  4. Parents Aren’t Specific with Their Praise and Praise Too Frequently Most praise children get from parents and teachers is far too generic (i.e. great job, You’re a good boy) and the praise is far less frequent than we think. In fact, children receive 45% more negative feedback in a day than positive. Praise that is non specific make children less motivated, less self-confident and they will have a harder time dealing with failure.
  5. Punishment is Too Severe 90% of parents believe spanking young children is acceptable. Discipline is about teaching; not punishment. The goal is to help the child to develop the inner voice of discernment and make choices based on that voice rather than the threat of punishment or the need to have adult supervision to make the correct choices. Harsh punishments (i.e.. grounding for a month or spanking) work only in the short term but teach children to be unfair or to use physical violence to solve problems. Discipline works best when it is immediate, fair, logical or natural (or set up in advance such as through an early warning to shift behavior). When discipline is too severe it breeds anger and resentment and a desire to get back at the parent. Punishment erodes the relationship with the parent.

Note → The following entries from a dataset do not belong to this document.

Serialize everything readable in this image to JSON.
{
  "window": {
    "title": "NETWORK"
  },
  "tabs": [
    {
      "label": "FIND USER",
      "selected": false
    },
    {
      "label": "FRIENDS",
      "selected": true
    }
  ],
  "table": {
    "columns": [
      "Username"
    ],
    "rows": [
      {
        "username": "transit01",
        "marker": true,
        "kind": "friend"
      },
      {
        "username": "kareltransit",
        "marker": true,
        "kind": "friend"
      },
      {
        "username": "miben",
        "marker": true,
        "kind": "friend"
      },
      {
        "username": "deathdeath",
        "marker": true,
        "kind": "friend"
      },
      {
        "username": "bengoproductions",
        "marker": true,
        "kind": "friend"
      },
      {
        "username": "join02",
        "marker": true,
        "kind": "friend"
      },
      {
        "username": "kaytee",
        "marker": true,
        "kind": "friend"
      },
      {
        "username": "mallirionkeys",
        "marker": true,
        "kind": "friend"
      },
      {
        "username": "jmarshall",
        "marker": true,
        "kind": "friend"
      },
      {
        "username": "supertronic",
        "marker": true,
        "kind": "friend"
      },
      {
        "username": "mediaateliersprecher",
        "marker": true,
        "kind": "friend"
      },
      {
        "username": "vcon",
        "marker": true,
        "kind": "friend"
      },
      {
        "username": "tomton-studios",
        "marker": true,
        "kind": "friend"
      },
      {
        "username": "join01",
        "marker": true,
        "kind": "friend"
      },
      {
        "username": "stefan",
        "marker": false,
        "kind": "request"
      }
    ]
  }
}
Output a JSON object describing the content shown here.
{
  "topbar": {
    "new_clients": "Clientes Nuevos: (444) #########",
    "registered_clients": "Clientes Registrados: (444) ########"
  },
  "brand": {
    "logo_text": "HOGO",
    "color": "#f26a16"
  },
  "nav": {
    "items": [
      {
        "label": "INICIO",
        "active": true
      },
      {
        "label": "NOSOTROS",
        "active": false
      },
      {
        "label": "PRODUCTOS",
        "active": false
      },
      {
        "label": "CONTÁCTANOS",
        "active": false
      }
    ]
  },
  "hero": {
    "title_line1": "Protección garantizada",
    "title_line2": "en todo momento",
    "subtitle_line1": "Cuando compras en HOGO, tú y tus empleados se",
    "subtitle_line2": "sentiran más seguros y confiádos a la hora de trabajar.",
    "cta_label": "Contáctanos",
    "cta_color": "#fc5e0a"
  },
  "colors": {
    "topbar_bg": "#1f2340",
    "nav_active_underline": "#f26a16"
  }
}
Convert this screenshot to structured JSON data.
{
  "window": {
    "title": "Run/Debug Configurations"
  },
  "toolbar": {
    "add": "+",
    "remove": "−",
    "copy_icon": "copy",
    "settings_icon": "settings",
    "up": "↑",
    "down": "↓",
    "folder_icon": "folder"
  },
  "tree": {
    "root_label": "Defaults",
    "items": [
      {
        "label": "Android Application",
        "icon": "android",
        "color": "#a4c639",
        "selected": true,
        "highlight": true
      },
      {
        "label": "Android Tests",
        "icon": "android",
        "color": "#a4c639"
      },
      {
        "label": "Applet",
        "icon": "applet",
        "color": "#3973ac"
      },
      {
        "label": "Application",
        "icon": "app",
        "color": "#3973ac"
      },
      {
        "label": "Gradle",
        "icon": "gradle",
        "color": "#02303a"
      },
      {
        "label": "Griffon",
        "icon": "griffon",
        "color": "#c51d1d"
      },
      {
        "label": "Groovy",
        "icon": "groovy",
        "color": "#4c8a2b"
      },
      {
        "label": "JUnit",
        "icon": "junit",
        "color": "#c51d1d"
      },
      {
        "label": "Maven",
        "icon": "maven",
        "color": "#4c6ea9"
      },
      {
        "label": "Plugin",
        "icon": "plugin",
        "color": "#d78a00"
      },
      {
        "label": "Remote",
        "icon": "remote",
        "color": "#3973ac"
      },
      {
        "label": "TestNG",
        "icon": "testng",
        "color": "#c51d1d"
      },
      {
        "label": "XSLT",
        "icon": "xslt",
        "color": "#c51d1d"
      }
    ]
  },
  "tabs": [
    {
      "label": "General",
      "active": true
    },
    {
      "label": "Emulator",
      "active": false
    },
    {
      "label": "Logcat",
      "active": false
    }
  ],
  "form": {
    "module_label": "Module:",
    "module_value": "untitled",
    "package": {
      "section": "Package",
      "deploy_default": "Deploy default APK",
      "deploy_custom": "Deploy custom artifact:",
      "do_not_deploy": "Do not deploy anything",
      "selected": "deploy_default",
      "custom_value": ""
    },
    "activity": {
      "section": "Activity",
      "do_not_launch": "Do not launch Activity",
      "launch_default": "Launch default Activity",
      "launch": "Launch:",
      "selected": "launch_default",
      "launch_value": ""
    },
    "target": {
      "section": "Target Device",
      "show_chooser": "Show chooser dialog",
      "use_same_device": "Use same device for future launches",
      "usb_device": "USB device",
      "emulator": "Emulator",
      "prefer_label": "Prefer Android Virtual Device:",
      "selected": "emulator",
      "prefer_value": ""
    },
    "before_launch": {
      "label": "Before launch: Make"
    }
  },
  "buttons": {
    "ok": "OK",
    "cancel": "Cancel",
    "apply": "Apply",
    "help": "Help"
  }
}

  6. Place Attention On Changing Behaviors Rather Than Teaching Compassion Research shows that the most important quality to develop for success in managing relationships at work, in school or in our families is compassion. Children need to learn to be aware of how their actions and words will affect the feelings of others and themselves. We help children to learn empathy through being empathized with. Modeling this behavior for children and discussing feelings in different situations is critical to this development.
  7. Grades Take Precedence Over Creativity and Results Trumps Effort Too much emphasis is placed on learning facts and rules. Those who learn to read early and parrot back information while sitting quietly impress us more than those who are creative and learn and process differently. Yet creative thinkers are more likely to be resilient when the first idea doesn’t work. When we reward “getting the answers right and right away” children who struggle or take longer to learn something lose he will to keep trying. Effort is more important to success than knowing facts. Using open-ended questions or having children explore more than one way to solve problems helps them become independent thinkers and life-long learners.
  8. Parent’s Don’t Focus Enough on Fun Life is serious enough. Laughing and playing together are key to a healthy family and to raising emotionally healthy children. Planning regular outings and things like family game night strengthen your relationships and build trust and love.

The Gift of ADD – Transforming Liabilities into Possibilities